Let’s face it, no blog about about a girl’s diary is worth its salt if it doesn’t include at least one poem penned by the diary’s author. And while I’ve resisted sharing more than a little bit of the creative writing I did back then here and there, that changes now. The poem I wrote about my crush on Neil (AKA “Mercer”) came together alright, for
better or worse. Here it is in its cringe-inducing entirety:
thirteen years to confusion
and you take a turn into the
(thank you and hello).
here i float
on the cusp of madness
pushed along by a flow of
creativity and delusion…
i want you
to take me to that dysfunctional whirlpool
behind your flaming blue eyes
i love to watch you
lash out at the bastards, sinking your fangs
into their papery skin
rage on, baby
(it’s part of your charm).
now you are the only one here
who can save me from
my stagnant corner,
my dissolving thoughts,
my pretentious poetry.
slap me asleep.
Well, at least I had enough self-awareness to actually call my poetry pretentious… in one of my poems… does that make me meta-pretentious?
Did the Village thing with Anita Saturday. Got neon yellow mascara, some more new music (finally got Dandelion, great CD), old clothes and other random stuff (expensive habit, but the high lasts longer and has no side effects really).
Anita got a Radiohead EP that was released last year called “My Iron Lung.” We listened to it when we got back to my house and I loved it. (She’s smitten with Blur, by the way).
I decided we need a hangout, so next time we go [to the Village] we’ll hunt down a coffee shop or something like that.
Finally got NIN Demos & Remixes. Funny stuff. “ringfinger” used to be a song called “twist” which has this whole spoken word interlude (which includes Trent saying “is this thing on?”).
WDRE is playing “supernaut” which is long, screamy and wonderful. Glad I have it on CD.
How am I going to work out this Mercer thing?…
[First off, I realize that "expensive habit" line insinuates that that "random stuff" makes it sound like I bought drugs, which is absolutely, positively not the case. The miscellaneous items were probably things like stickers with band logos or the latest issue of SPIN magazine. Just want to clear the record on that point.]
When it comes to music, I’ll be the first to admit that I am usually late to the party. I often get into a band after they’ve broken up or (and this may be even worse) already toured for their best album (Nine Inch Nails and The Self-Destruct tour being a noteworthy exception). Shameful as this is to confess, I’ve even discovered “new” music from car commercials.
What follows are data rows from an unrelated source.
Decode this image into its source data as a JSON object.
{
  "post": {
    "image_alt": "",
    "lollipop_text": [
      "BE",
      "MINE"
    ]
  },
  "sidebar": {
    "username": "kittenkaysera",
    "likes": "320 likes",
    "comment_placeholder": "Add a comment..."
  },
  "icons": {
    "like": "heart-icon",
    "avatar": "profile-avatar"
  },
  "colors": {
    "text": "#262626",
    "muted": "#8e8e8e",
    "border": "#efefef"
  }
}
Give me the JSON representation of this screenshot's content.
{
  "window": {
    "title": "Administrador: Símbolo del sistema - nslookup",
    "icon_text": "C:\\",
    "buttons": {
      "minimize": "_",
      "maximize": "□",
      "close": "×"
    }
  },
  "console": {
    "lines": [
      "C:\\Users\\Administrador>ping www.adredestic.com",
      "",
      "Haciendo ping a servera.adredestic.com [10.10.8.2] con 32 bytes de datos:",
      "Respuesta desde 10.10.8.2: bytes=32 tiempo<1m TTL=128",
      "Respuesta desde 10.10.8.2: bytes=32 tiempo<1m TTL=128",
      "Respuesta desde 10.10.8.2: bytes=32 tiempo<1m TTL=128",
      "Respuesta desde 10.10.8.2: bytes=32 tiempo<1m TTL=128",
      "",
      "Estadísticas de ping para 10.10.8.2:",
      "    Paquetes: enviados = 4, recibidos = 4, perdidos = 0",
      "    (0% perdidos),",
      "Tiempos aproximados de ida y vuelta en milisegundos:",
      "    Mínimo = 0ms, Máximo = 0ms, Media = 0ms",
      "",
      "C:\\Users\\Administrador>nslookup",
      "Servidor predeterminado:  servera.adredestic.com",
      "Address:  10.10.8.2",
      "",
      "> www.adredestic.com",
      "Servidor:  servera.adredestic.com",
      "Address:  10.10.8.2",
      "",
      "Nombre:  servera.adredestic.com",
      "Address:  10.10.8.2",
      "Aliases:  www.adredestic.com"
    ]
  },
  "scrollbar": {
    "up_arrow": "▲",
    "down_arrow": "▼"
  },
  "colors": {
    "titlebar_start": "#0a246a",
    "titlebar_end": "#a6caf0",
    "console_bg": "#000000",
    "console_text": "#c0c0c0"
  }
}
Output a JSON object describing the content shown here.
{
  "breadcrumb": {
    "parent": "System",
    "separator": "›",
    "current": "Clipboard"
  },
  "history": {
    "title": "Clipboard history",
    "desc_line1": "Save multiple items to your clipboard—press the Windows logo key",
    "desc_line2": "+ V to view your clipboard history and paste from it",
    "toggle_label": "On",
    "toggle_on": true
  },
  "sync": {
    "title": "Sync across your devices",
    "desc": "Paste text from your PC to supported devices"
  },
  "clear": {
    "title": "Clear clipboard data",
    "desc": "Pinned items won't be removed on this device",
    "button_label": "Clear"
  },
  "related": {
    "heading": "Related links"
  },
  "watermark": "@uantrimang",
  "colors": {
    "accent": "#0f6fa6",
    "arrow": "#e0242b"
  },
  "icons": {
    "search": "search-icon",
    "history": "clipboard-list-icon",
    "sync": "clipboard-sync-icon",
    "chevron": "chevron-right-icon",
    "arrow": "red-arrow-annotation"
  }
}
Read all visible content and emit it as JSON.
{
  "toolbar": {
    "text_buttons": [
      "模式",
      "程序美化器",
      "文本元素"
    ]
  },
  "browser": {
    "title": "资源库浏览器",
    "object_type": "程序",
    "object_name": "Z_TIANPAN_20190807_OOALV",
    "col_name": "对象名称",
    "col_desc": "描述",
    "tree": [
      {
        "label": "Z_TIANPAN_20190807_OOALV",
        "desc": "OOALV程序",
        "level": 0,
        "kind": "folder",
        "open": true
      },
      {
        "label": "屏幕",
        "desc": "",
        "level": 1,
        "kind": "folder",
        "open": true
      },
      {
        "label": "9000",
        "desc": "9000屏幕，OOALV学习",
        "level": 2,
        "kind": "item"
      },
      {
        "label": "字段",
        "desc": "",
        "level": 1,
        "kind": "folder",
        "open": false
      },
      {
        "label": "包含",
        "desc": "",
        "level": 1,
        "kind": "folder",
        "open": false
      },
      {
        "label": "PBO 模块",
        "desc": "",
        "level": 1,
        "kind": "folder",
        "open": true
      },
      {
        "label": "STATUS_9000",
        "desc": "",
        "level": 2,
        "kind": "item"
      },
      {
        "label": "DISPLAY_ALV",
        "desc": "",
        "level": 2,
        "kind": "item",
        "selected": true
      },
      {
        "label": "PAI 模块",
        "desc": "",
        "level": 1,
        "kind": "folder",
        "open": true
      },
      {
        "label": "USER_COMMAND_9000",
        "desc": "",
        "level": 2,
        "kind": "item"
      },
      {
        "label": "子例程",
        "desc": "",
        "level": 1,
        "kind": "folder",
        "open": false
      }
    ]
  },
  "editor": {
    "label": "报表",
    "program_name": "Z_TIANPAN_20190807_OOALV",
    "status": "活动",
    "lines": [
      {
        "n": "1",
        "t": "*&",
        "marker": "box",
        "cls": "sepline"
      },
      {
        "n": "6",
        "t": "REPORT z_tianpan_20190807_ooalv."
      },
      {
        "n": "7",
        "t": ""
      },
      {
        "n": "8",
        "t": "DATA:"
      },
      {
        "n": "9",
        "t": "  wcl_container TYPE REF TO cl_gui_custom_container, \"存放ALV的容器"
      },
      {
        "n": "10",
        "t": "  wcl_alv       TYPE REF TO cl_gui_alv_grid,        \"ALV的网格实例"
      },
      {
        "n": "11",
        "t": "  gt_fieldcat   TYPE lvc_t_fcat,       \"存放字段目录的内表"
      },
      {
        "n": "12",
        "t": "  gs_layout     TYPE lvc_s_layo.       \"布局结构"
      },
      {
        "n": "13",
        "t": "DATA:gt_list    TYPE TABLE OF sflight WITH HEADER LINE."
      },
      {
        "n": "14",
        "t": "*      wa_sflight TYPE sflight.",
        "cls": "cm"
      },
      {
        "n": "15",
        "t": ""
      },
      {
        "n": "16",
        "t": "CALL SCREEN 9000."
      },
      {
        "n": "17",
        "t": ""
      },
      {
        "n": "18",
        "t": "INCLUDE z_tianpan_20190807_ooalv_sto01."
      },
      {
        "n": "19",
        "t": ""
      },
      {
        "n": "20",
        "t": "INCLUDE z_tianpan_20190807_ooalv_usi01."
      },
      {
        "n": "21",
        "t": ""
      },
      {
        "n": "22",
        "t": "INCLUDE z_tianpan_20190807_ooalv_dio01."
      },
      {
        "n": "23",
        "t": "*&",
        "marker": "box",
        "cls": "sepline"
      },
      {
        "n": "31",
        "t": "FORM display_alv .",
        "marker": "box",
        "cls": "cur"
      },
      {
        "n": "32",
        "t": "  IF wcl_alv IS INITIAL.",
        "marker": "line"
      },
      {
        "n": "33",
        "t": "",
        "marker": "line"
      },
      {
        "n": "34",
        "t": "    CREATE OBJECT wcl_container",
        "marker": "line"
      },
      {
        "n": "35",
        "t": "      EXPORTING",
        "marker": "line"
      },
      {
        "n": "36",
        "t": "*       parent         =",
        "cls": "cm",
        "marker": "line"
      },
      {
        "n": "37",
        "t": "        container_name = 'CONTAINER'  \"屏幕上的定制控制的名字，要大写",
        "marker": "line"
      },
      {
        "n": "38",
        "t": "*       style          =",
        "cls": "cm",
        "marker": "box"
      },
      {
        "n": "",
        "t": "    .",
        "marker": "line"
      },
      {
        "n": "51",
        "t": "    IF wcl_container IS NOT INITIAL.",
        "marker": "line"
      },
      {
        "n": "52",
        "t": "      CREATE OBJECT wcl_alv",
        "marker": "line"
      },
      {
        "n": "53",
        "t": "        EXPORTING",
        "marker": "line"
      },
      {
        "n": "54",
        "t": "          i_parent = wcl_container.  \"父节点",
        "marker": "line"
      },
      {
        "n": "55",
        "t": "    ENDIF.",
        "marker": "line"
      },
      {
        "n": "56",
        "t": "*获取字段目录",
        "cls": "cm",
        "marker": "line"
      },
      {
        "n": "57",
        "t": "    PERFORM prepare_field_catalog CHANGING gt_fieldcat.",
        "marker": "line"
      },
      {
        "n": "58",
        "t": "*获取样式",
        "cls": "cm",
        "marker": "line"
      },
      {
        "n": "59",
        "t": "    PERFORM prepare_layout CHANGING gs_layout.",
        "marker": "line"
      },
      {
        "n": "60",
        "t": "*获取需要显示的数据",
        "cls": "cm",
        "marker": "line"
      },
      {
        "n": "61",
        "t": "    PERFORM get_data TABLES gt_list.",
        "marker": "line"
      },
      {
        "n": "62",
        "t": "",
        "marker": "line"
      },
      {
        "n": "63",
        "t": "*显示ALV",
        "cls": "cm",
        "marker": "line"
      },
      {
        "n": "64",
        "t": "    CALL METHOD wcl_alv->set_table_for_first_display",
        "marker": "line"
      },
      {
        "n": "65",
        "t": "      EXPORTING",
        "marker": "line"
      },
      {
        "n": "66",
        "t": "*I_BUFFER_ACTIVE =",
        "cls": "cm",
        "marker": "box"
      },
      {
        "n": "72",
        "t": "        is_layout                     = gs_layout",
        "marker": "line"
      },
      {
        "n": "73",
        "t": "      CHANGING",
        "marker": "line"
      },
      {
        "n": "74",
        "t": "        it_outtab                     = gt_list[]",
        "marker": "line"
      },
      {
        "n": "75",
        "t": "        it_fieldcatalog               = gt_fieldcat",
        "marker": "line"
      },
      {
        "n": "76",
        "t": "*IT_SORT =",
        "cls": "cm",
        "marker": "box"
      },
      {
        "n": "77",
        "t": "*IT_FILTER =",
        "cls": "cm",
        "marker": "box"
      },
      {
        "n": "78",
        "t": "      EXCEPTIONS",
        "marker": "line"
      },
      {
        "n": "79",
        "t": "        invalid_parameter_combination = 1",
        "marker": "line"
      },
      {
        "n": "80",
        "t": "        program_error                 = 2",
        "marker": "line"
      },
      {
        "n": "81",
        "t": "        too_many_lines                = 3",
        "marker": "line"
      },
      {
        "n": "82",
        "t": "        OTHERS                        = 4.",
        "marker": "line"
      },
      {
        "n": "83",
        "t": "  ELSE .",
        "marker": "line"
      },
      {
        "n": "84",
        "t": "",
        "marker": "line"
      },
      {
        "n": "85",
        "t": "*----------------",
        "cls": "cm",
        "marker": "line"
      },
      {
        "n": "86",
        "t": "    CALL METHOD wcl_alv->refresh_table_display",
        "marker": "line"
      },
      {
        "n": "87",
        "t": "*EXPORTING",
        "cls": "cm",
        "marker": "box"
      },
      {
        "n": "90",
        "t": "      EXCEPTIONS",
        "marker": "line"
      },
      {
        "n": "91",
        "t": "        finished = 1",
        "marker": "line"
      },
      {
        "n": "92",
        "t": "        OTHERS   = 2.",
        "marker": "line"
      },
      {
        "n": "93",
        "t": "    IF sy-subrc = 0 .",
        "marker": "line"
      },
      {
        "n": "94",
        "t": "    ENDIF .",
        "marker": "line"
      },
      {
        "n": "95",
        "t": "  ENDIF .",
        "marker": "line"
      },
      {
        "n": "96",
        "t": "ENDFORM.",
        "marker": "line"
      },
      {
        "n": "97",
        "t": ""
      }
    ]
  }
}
One band I take pride in loving from their very first album is Radiohead. “Creep” was good, but I adored all of Pablo Honey, which I owned on cassette (to this day, I can’t believe “Stop Whispering” and “Anyone Can Play Guitar” weren’t huge hits, the latter not even released as a single). I listened to Radiohead’s debut album and Belly’s Star non-stop during my sophomore year of high school and even think of the two as companion albums in a way. Both had their moments of darkness, sweetness, strangeness, and catchy pop. Both will forever musically represent 1993 for me.
Radiohead’s second album, The Bends, wasn’t coming out until March (spoiler alert: there’s an upcoming diary entry expounding on it), so we were happy to have this EP to tide us over until then. The second track on it, “The Trickster,” is one of my favorite Radiohead songs to this day (if you like the band but haven’t heard it, go download it NOW; I won’t even be offended if you don’t read the rest of this entry in your rush to own this terrific tune).
It was around this time, Anita’s musical tastes and my own began to diverge. She was gradually adopting more Brit-pop and, later on, indie music, whereas I was headed for a gloomier alternative sound that would eventually (and unsurprisingly) lead to the world of goth. In the meantime, Radiohead was the perfect bridge that fulfilled our joint musical needs, balancing mood with melody, quirkiness with accessibility.
I still listen to Radiohead today. Considering my history is studded with questionable music taste, it’s nice to have a band like this to balance out the scales.